Please output the full listing, character for character.

Provided data —
-----

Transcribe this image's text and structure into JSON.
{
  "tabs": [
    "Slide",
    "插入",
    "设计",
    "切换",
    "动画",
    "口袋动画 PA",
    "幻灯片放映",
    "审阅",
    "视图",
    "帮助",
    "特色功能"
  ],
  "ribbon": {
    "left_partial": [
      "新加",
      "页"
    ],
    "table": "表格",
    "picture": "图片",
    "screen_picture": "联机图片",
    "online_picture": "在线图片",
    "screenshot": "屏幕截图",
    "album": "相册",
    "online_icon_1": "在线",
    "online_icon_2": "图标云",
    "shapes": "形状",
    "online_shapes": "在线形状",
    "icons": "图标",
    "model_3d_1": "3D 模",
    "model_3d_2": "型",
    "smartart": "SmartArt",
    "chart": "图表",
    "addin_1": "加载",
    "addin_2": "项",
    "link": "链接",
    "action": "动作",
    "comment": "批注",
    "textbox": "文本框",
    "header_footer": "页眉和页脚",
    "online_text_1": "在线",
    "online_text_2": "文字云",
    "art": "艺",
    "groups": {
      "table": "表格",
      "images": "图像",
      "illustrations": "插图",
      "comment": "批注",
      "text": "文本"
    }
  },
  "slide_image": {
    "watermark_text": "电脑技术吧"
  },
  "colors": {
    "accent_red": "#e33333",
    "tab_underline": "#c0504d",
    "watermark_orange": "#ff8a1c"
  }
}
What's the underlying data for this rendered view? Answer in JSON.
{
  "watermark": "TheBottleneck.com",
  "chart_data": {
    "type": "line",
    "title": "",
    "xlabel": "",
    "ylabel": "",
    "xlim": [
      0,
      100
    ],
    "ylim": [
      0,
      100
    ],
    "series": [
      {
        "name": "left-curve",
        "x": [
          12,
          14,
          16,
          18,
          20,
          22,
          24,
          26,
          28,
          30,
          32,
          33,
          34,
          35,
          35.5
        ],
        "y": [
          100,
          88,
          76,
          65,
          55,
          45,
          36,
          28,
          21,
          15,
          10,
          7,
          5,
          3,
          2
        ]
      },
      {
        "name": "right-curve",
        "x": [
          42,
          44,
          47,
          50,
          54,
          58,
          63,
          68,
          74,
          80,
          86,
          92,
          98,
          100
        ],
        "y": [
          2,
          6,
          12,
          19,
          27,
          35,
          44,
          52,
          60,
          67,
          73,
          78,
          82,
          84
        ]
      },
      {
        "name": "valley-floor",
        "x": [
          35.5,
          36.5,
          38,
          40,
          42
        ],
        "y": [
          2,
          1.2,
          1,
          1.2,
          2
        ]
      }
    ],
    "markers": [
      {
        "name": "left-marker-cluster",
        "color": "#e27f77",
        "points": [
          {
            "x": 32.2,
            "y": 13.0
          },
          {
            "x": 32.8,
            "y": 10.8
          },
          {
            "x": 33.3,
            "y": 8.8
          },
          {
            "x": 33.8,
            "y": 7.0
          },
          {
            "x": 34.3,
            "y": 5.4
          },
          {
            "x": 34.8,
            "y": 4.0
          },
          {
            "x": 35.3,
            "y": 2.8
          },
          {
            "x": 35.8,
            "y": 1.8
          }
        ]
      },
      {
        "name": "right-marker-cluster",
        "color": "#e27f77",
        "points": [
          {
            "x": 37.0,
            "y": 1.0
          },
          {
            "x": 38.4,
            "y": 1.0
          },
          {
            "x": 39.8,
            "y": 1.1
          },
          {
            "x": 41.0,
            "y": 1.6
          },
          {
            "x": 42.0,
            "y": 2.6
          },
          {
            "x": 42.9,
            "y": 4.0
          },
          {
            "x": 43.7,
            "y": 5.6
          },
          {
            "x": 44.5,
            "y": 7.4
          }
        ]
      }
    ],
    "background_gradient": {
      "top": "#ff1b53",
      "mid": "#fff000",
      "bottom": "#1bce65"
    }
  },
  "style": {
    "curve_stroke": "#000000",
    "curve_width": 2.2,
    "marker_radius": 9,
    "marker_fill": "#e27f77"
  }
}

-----

Task output —
Transcribe this image's text and structure into JSON.
{
  "tabs": [
    "Slide",
    "插入",
    "设计",
    "切换",
    "动画",
    "口袋动画 PA",
    "幻灯片放映",
    "审阅",
    "视图",
    "帮助",
    "特色功能"
  ],
  "ribbon": {
    "left_partial": [
      "新加",
      "页"
    ],
    "table": "表格",
    "picture": "图片",
    "screen_picture": "联机图片",
    "online_picture": "在线图片",
    "screenshot": "屏幕截图",
    "album": "相册",
    "online_icon_1": "在线",
    "online_icon_2": "图标云",
    "shapes": "形状",
    "online_shapes": "在线形状",
    "icons": "图标",
    "model_3d_1": "3D 模",
    "model_3d_2": "型",
    "smartart": "SmartArt",
    "chart": "图表",
    "addin_1": "加载",
    "addin_2": "项",
    "link": "链接",
    "action": "动作",
    "comment": "批注",
    "textbox": "文本框",
    "header_footer": "页眉和页脚",
    "online_text_1": "在线",
    "online_text_2": "文字云",
    "art": "艺",
    "groups": {
      "table": "表格",
      "images": "图像",
      "illustrations": "插图",
      "comment": "批注",
      "text": "文本"
    }
  },
  "slide_image": {
    "watermark_text": "电脑技术吧"
  },
  "colors": {
    "accent_red": "#e33333",
    "tab_underline": "#c0504d",
    "watermark_orange": "#ff8a1c"
  }
}
What's the underlying data for this rendered view? Answer in JSON.
{
  "watermark": "TheBottleneck.com",
  "chart_data": {
    "type": "line",
    "title": "",
    "xlabel": "",
    "ylabel": "",
    "xlim": [
      0,
      100
    ],
    "ylim": [
      0,
      100
    ],
    "series": [
      {
        "name": "left-curve",
        "x": [
          12,
          14,
          16,
          18,
          20,
          22,
          24,
          26,
          28,
          30,
          32,
          33,
          34,
          35,
          35.5
        ],
        "y": [
          100,
          88,
          76,
          65,
          55,
          45,
          36,
          28,
          21,
          15,
          10,
          7,
          5,
          3,
          2
        ]
      },
      {
        "name": "right-curve",
        "x": [
          42,
          44,
          47,
          50,
          54,
          58,
          63,
          68,
          74,
          80,
          86,
          92,
          98,
          100
        ],
        "y": [
          2,
          6,
          12,
          19,
          27,
          35,
          44,
          52,
          60,
          67,
          73,
          78,
          82,
          84
        ]
      },
      {
        "name": "valley-floor",
        "x": [
          35.5,
          36.5,
          38,
          40,
          42
        ],
        "y": [
          2,
          1.2,
          1,
          1.2,
          2
        ]
      }
    ],
    "markers": [
      {
        "name": "left-marker-cluster",
        "color": "#e27f77",
        "points": [
          {
            "x": 32.2,
            "y": 13.0
          },
          {
            "x": 32.8,
            "y": 10.8
          },
          {
            "x": 33.3,
            "y": 8.8
          },
          {
            "x": 33.8,
            "y": 7.0
          },
          {
            "x": 34.3,
            "y": 5.4
          },
          {
            "x": 34.8,
            "y": 4.0
          },
          {
            "x": 35.3,
            "y": 2.8
          },
          {
            "x": 35.8,
            "y": 1.8
          }
        ]
      },
      {
        "name": "right-marker-cluster",
        "color": "#e27f77",
        "points": [
          {
            "x": 37.0,
            "y": 1.0
          },
          {
            "x": 38.4,
            "y": 1.0
          },
          {
            "x": 39.8,
            "y": 1.1
          },
          {
            "x": 41.0,
            "y": 1.6
          },
          {
            "x": 42.0,
            "y": 2.6
          },
          {
            "x": 42.9,
            "y": 4.0
          },
          {
            "x": 43.7,
            "y": 5.6
          },
          {
            "x": 44.5,
            "y": 7.4
          }
        ]
      }
    ],
    "background_gradient": {
      "top": "#ff1b53",
      "mid": "#fff000",
      "bottom": "#1bce65"
    }
  },
  "style": {
    "curve_stroke": "#000000",
    "curve_width": 2.2,
    "marker_radius": 9,
    "marker_fill": "#e27f77"
  }
}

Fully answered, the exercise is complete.